Spoiled Rotten Investors

Middle-aged Midwestern farmers did their part during WWI by dropping significant chunks of their food off with local U.S. government food officials that transported the food to the Allied Cause in exchange for Liberty bonds. A liberty bond was exactly what you think it is–a low-interest bond that was created by the United States government to facilitate borrowing to fund the war effort.

It was heavily marketed as a patriotic duty, with movie stars like Douglas Fairbanks and Mary Pickford rallying the public to delay gratification and accept as any bonds in lieu of cash as was possible to survive, and Liberty bond posters decked the local churches and government halls.

Continue Reading!

Someone Out There Bought Royal Dutch Shell At $37
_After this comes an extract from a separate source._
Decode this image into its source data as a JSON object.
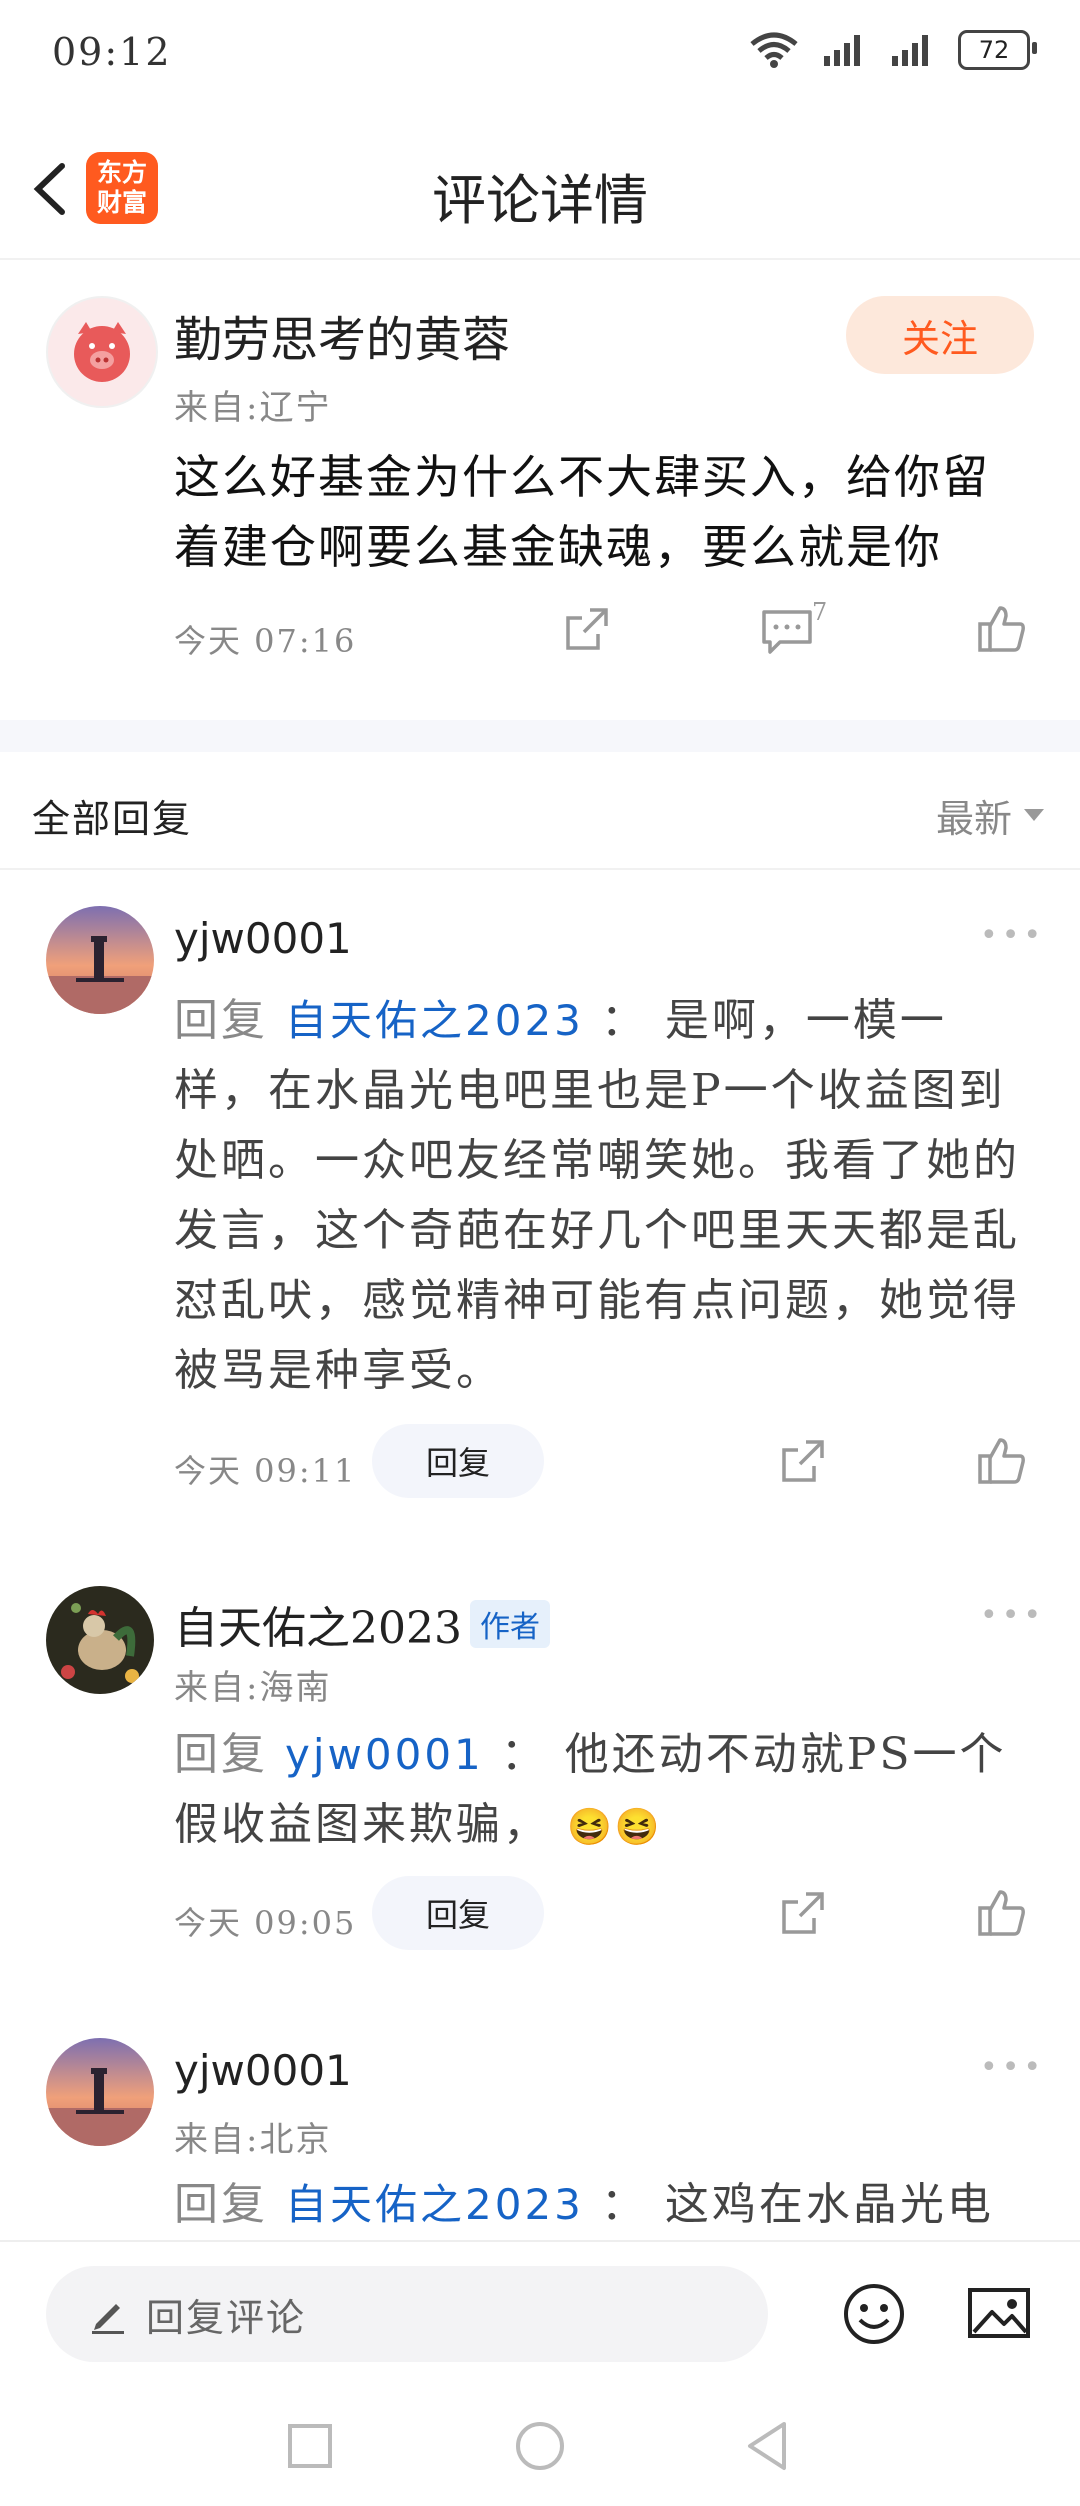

I have made no secret of the fact that I am a big fan of the U.K.-Netherlands energy giant Royal Dutch Shell (RDS.B). The company was the subject of my first blog post ever at The Conservative Income Investor, and I came to like it even more after reading parts of the four-volume set “The History of Royal Dutch Shell.” Since 1911, the returns have been over 14% annualized, with about two thirds of the total returns come from collecting dividends and reinvesting them.

During the 1957 through 2006 period, Royal Dutch Shell delivered 12.5% annual returns (suggesting that the law of large numbers only had the effect of diminishing Royal Dutch Shell’s long-term returns by a percentage point and a half as it transitioned from large-cap to mega-cap status).

Continue Reading!